Aim of the exercise: Make an exact copy of all the data.

Provided entries:

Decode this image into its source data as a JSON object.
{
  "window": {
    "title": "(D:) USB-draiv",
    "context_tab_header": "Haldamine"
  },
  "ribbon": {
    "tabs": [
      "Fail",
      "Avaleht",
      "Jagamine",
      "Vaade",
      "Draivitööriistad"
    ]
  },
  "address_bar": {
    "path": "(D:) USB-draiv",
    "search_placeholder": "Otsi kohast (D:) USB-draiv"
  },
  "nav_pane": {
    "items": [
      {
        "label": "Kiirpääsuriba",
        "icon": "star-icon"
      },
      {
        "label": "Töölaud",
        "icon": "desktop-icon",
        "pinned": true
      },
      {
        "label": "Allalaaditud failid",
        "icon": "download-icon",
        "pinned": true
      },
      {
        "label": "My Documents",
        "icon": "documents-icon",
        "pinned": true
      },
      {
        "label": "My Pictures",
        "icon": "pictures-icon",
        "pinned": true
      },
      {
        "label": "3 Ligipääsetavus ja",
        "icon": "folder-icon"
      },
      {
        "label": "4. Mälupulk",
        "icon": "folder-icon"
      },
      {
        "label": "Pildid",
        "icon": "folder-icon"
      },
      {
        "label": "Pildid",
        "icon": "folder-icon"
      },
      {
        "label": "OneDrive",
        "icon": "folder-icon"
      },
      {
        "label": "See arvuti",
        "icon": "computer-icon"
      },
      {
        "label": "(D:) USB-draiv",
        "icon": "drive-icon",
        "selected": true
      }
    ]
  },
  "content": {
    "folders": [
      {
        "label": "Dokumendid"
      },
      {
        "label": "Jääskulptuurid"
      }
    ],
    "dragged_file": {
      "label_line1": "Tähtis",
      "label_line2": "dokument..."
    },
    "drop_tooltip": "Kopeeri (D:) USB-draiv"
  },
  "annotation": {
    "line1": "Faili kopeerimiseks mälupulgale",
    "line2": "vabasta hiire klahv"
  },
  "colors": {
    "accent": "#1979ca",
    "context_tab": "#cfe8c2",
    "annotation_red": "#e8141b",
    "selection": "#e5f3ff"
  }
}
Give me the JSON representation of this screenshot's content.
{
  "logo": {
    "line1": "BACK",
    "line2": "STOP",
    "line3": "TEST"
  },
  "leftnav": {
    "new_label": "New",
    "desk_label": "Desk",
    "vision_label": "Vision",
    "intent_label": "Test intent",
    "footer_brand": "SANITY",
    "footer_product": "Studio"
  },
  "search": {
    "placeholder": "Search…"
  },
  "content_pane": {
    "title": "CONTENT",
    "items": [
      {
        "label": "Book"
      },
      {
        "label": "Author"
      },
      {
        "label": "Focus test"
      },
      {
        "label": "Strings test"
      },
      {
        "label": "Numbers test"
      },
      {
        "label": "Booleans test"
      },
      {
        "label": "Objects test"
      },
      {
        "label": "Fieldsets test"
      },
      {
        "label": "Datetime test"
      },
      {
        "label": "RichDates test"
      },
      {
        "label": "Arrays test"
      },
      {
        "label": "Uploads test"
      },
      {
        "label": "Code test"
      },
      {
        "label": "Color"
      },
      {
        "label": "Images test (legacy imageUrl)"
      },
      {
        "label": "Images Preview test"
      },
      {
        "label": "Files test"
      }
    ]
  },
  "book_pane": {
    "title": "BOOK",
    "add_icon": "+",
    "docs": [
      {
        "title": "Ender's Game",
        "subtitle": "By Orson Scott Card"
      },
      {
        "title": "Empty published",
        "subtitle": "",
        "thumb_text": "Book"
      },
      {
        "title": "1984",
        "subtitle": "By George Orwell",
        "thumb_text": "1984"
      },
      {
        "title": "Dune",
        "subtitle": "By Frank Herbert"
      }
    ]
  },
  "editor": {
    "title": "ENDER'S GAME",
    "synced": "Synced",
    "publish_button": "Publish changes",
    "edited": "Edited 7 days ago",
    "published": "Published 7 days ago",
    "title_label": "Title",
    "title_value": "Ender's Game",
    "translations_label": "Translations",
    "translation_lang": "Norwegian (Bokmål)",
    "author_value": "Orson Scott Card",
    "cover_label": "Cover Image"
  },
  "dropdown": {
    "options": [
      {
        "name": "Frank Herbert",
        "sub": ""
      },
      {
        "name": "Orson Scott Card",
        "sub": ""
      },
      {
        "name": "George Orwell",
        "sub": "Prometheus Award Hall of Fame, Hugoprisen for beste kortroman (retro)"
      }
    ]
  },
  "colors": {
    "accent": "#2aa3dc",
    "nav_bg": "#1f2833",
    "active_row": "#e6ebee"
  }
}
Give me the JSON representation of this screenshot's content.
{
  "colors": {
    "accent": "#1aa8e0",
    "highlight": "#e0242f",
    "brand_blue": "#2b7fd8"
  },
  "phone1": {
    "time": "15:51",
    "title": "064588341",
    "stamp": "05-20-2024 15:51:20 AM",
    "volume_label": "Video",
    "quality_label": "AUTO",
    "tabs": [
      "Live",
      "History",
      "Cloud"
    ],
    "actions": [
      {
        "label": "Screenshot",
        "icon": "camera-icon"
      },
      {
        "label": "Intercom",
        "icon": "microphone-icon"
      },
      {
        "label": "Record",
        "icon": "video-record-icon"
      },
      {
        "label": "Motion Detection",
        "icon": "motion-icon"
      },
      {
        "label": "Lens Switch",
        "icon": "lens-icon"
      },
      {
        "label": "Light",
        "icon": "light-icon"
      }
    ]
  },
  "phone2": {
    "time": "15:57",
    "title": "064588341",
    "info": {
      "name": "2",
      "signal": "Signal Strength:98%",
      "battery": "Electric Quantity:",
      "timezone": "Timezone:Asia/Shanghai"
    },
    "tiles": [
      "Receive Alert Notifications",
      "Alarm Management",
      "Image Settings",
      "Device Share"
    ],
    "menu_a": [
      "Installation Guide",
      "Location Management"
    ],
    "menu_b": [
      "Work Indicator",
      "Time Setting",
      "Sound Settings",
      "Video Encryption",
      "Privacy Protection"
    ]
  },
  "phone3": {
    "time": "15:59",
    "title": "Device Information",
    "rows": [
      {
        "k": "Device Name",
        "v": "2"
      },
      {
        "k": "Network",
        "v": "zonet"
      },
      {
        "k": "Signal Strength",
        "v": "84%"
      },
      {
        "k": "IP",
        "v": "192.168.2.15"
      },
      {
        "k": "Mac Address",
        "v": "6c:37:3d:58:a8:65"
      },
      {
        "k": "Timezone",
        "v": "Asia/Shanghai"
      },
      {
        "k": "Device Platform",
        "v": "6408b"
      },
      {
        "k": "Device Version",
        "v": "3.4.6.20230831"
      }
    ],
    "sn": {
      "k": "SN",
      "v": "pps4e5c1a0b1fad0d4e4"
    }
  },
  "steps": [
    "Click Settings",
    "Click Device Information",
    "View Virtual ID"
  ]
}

Problem solution:
Decode this image into its source data as a JSON object.
{
  "window": {
    "title": "(D:) USB-draiv",
    "context_tab_header": "Haldamine"
  },
  "ribbon": {
    "tabs": [
      "Fail",
      "Avaleht",
      "Jagamine",
      "Vaade",
      "Draivitööriistad"
    ]
  },
  "address_bar": {
    "path": "(D:) USB-draiv",
    "search_placeholder": "Otsi kohast (D:) USB-draiv"
  },
  "nav_pane": {
    "items": [
      {
        "label": "Kiirpääsuriba",
        "icon": "star-icon"
      },
      {
        "label": "Töölaud",
        "icon": "desktop-icon",
        "pinned": true
      },
      {
        "label": "Allalaaditud failid",
        "icon": "download-icon",
        "pinned": true
      },
      {
        "label": "My Documents",
        "icon": "documents-icon",
        "pinned": true
      },
      {
        "label": "My Pictures",
        "icon": "pictures-icon",
        "pinned": true
      },
      {
        "label": "3 Ligipääsetavus ja",
        "icon": "folder-icon"
      },
      {
        "label": "4. Mälupulk",
        "icon": "folder-icon"
      },
      {
        "label": "Pildid",
        "icon": "folder-icon"
      },
      {
        "label": "Pildid",
        "icon": "folder-icon"
      },
      {
        "label": "OneDrive",
        "icon": "folder-icon"
      },
      {
        "label": "See arvuti",
        "icon": "computer-icon"
      },
      {
        "label": "(D:) USB-draiv",
        "icon": "drive-icon",
        "selected": true
      }
    ]
  },
  "content": {
    "folders": [
      {
        "label": "Dokumendid"
      },
      {
        "label": "Jääskulptuurid"
      }
    ],
    "dragged_file": {
      "label_line1": "Tähtis",
      "label_line2": "dokument..."
    },
    "drop_tooltip": "Kopeeri (D:) USB-draiv"
  },
  "annotation": {
    "line1": "Faili kopeerimiseks mälupulgale",
    "line2": "vabasta hiire klahv"
  },
  "colors": {
    "accent": "#1979ca",
    "context_tab": "#cfe8c2",
    "annotation_red": "#e8141b",
    "selection": "#e5f3ff"
  }
}
Give me the JSON representation of this screenshot's content.
{
  "logo": {
    "line1": "BACK",
    "line2": "STOP",
    "line3": "TEST"
  },
  "leftnav": {
    "new_label": "New",
    "desk_label": "Desk",
    "vision_label": "Vision",
    "intent_label": "Test intent",
    "footer_brand": "SANITY",
    "footer_product": "Studio"
  },
  "search": {
    "placeholder": "Search…"
  },
  "content_pane": {
    "title": "CONTENT",
    "items": [
      {
        "label": "Book"
      },
      {
        "label": "Author"
      },
      {
        "label": "Focus test"
      },
      {
        "label": "Strings test"
      },
      {
        "label": "Numbers test"
      },
      {
        "label": "Booleans test"
      },
      {
        "label": "Objects test"
      },
      {
        "label": "Fieldsets test"
      },
      {
        "label": "Datetime test"
      },
      {
        "label": "RichDates test"
      },
      {
        "label": "Arrays test"
      },
      {
        "label": "Uploads test"
      },
      {
        "label": "Code test"
      },
      {
        "label": "Color"
      },
      {
        "label": "Images test (legacy imageUrl)"
      },
      {
        "label": "Images Preview test"
      },
      {
        "label": "Files test"
      }
    ]
  },
  "book_pane": {
    "title": "BOOK",
    "add_icon": "+",
    "docs": [
      {
        "title": "Ender's Game",
        "subtitle": "By Orson Scott Card"
      },
      {
        "title": "Empty published",
        "subtitle": "",
        "thumb_text": "Book"
      },
      {
        "title": "1984",
        "subtitle": "By George Orwell",
        "thumb_text": "1984"
      },
      {
        "title": "Dune",
        "subtitle": "By Frank Herbert"
      }
    ]
  },
  "editor": {
    "title": "ENDER'S GAME",
    "synced": "Synced",
    "publish_button": "Publish changes",
    "edited": "Edited 7 days ago",
    "published": "Published 7 days ago",
    "title_label": "Title",
    "title_value": "Ender's Game",
    "translations_label": "Translations",
    "translation_lang": "Norwegian (Bokmål)",
    "author_value": "Orson Scott Card",
    "cover_label": "Cover Image"
  },
  "dropdown": {
    "options": [
      {
        "name": "Frank Herbert",
        "sub": ""
      },
      {
        "name": "Orson Scott Card",
        "sub": ""
      },
      {
        "name": "George Orwell",
        "sub": "Prometheus Award Hall of Fame, Hugoprisen for beste kortroman (retro)"
      }
    ]
  },
  "colors": {
    "accent": "#2aa3dc",
    "nav_bg": "#1f2833",
    "active_row": "#e6ebee"
  }
}
Give me the JSON representation of this screenshot's content.
{
  "colors": {
    "accent": "#1aa8e0",
    "highlight": "#e0242f",
    "brand_blue": "#2b7fd8"
  },
  "phone1": {
    "time": "15:51",
    "title": "064588341",
    "stamp": "05-20-2024 15:51:20 AM",
    "volume_label": "Video",
    "quality_label": "AUTO",
    "tabs": [
      "Live",
      "History",
      "Cloud"
    ],
    "actions": [
      {
        "label": "Screenshot",
        "icon": "camera-icon"
      },
      {
        "label": "Intercom",
        "icon": "microphone-icon"
      },
      {
        "label": "Record",
        "icon": "video-record-icon"
      },
      {
        "label": "Motion Detection",
        "icon": "motion-icon"
      },
      {
        "label": "Lens Switch",
        "icon": "lens-icon"
      },
      {
        "label": "Light",
        "icon": "light-icon"
      }
    ]
  },
  "phone2": {
    "time": "15:57",
    "title": "064588341",
    "info": {
      "name": "2",
      "signal": "Signal Strength:98%",
      "battery": "Electric Quantity:",
      "timezone": "Timezone:Asia/Shanghai"
    },
    "tiles": [
      "Receive Alert Notifications",
      "Alarm Management",
      "Image Settings",
      "Device Share"
    ],
    "menu_a": [
      "Installation Guide",
      "Location Management"
    ],
    "menu_b": [
      "Work Indicator",
      "Time Setting",
      "Sound Settings",
      "Video Encryption",
      "Privacy Protection"
    ]
  },
  "phone3": {
    "time": "15:59",
    "title": "Device Information",
    "rows": [
      {
        "k": "Device Name",
        "v": "2"
      },
      {
        "k": "Network",
        "v": "zonet"
      },
      {
        "k": "Signal Strength",
        "v": "84%"
      },
      {
        "k": "IP",
        "v": "192.168.2.15"
      },
      {
        "k": "Mac Address",
        "v": "6c:37:3d:58:a8:65"
      },
      {
        "k": "Timezone",
        "v": "Asia/Shanghai"
      },
      {
        "k": "Device Platform",
        "v": "6408b"
      },
      {
        "k": "Device Version",
        "v": "3.4.6.20230831"
      }
    ],
    "sn": {
      "k": "SN",
      "v": "pps4e5c1a0b1fad0d4e4"
    }
  },
  "steps": [
    "Click Settings",
    "Click Device Information",
    "View Virtual ID"
  ]
}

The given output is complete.